Sections towards the back of the report deliver summaries of the other wildlife recorded at Filey in 2013. Butterfly records are looked at month-by-month while dragonfly records are organised by species. Overviews are also given for plants and mammals and it is heartening to see FBOG accumulating a wealth of data on an array of non-avian species.



A ringing review adds to the glut of information so neatly packed into the 136 page publication and includes details of recoveries alongside ringing totals. Although a key is provided for different types of recovery, an explanation for age/sex codes has been omitted and may lead to confusion for non-ringing readers. Although the general lack of migrants trapped is bemoaned in this section, crippling images of Red-breasted Flycatcher and Yellow-browed Warbler in the hand make you think that they could have had it worse!


The 2013 Filey Bird Report is, all in all, very aesthetically pleasing, accessible and jammed full of useful information, particularly for an east coast birder. The passion and skill that has so clearly gone into putting the report together is admirable and the new edition easily qualifies as the benchmark for other local reports to aim for. All proceeds from the sales of the report go directly to the work of FBOG, and at £8, the report is a steal for its professional-style quality. It is truly up there with the best bird reports, and is worthy of a slot on the bookshelf of any collector or those with an interest in the birds of the east coast and beyond.


David Campbell


Now available for only £8 (plus p+p) from the Filey Bird observatory website HERE

A Few Words about the Book Launch

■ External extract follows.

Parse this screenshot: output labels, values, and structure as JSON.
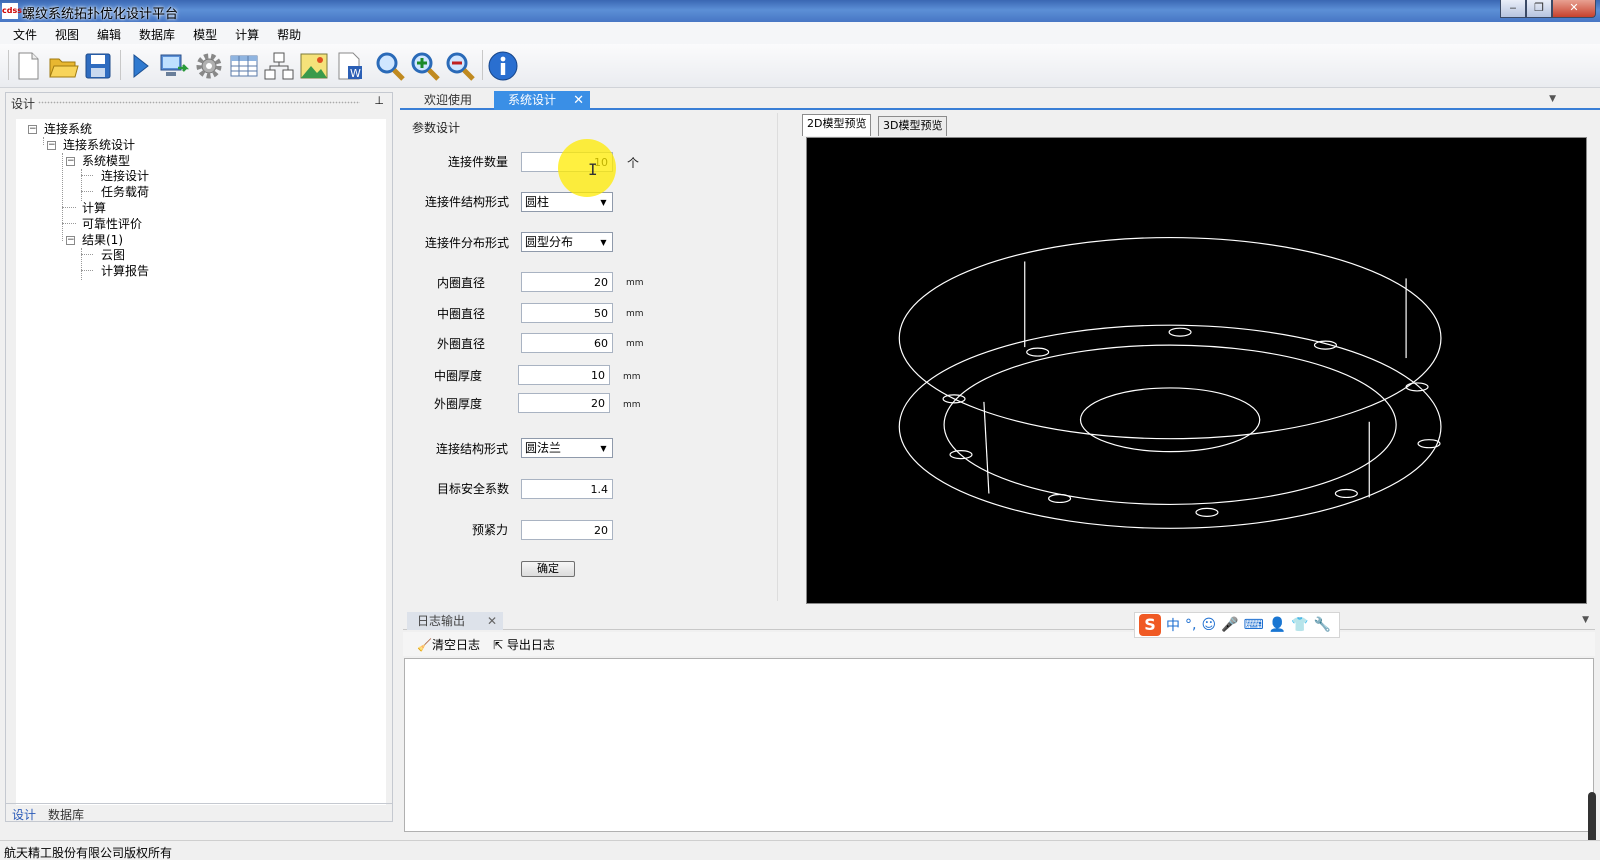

Friday 15th August 3:30 pm at the Author’s Wildlife Forum

If you at the Birdfair on Friday– you’d beChalleneg series cover very welcome to come along. I’ll give a short 15 minute talk on the book- how it came to be and wot’s in it- hoping to amuse and entertain. :)Then a chance to meet and chat.

You can buy the book at this event this coming Friday and I will be signing copies etc. etc.

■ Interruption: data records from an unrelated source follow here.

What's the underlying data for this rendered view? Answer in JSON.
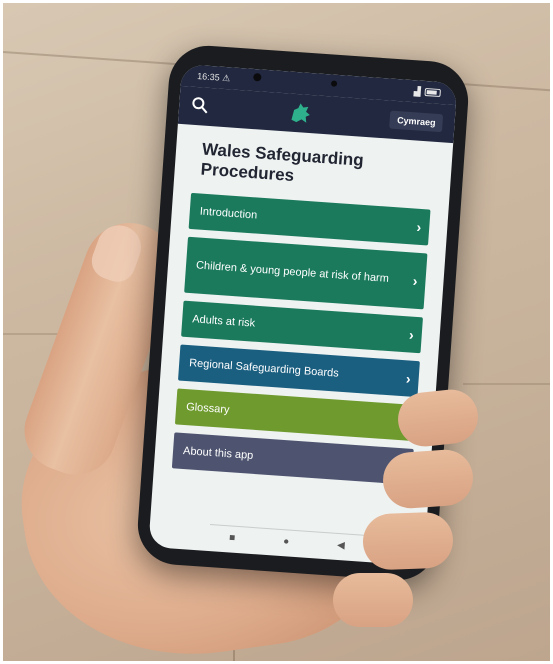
{
  "status_bar": {
    "time": "16:35 ⚠"
  },
  "app_bar": {
    "language_button": "Cymraeg"
  },
  "page_title": "Wales Safeguarding Procedures",
  "menu": [
    {
      "label": "Introduction",
      "color": "#1b7a5c"
    },
    {
      "label": "Children & young people at risk of harm",
      "color": "#1b7a5c"
    },
    {
      "label": "Adults at risk",
      "color": "#1b7a5c"
    },
    {
      "label": "Regional Safeguarding Boards",
      "color": "#1a5e80"
    },
    {
      "label": "Glossary",
      "color": "#6e9a2e"
    },
    {
      "label": "About this app",
      "color": "#4e5470"
    }
  ],
  "nav": {
    "recent": "■",
    "home": "●",
    "back": "◀"
  },
  "colors": {
    "app_bar": "#21283f",
    "screen_bg": "#eef2f1",
    "title": "#222633"
  },
  "icons": [
    "search-icon",
    "wales-dragon-logo-icon",
    "chevron-right-icon",
    "battery-icon",
    "signal-icon"
  ]
}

Please come along and say hello!


There is a review of the book on Mark Reeder’s ‘Of Pies and Birds’ website. Just CLICK.

More info on content etc HERE.






Challenge Series pre-publication offer has gone live

Lots more with sample pages and chance to buy now

Don’t hang about . A special pre-publication offer is now live. To read more about the book and to buy it go here.

The book will be launched officially on 15th August at the Birdfair, Rutland at the price of £14.99. More info on that coming soon.

To buy the book: Click HERE

or go to the Birding Frontiers HOMEPAGE and click on NEW BOOK in the top menu line

juvenile female Northern Harrier. Ireland by Paul Kelly

juvenile female Northern Harrier. Ireland by Paul Kelly

What’s in the Book?

and How do I buy the book?

Details of how to buy the book will be posted on here  very soon (next couple of days). Just setting up the page. There will be options for UK, Europe and Worldwide purchasers.

Around at Phil and Sue’s house this evening. I asked Phil what tricky Identification challenge from the new book Challenge Series : AUTUMN he wanted me to post.

These he said IMG_1454something about these being a great and new ID challenge in the autumn:

So the new book covers 8 different types (taxa) of Stonechats which occur either as  residents, migrants or vagrant in Europe.

Here then (for Phil) is another taster. Part of the stonechats chapter covering Siberian Stonechats look like this. There are also sections on Stejneger’s, North and South Caspian and the 2 two European Stonechat taxa.


Siberian Stonechat pages


Plenty more information to come in the next few days– just putting it together.

Cheers Martin